**GIVEN DATA**
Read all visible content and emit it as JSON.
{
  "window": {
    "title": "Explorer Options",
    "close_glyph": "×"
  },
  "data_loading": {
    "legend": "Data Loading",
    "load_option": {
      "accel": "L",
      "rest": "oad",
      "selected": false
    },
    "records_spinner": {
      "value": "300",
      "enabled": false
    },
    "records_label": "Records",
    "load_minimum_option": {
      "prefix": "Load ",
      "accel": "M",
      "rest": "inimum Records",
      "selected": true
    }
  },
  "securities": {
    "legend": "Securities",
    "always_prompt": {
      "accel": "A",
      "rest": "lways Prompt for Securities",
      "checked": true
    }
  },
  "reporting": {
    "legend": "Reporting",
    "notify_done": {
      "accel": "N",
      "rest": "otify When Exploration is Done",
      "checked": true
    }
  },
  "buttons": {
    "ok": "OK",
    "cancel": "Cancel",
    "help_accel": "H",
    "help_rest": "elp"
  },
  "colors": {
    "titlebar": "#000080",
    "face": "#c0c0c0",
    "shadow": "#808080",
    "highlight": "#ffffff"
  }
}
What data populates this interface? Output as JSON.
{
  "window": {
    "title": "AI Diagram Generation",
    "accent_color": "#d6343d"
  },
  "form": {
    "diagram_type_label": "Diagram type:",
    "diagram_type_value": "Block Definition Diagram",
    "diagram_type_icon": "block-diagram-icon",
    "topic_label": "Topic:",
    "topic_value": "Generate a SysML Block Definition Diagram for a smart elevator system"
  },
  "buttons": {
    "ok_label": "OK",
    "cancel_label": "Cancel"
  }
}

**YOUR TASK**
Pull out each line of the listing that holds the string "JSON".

**OUTPUT FOR THIS EXERCISE**
Read all visible content and emit it as JSON.
What data populates this interface? Output as JSON.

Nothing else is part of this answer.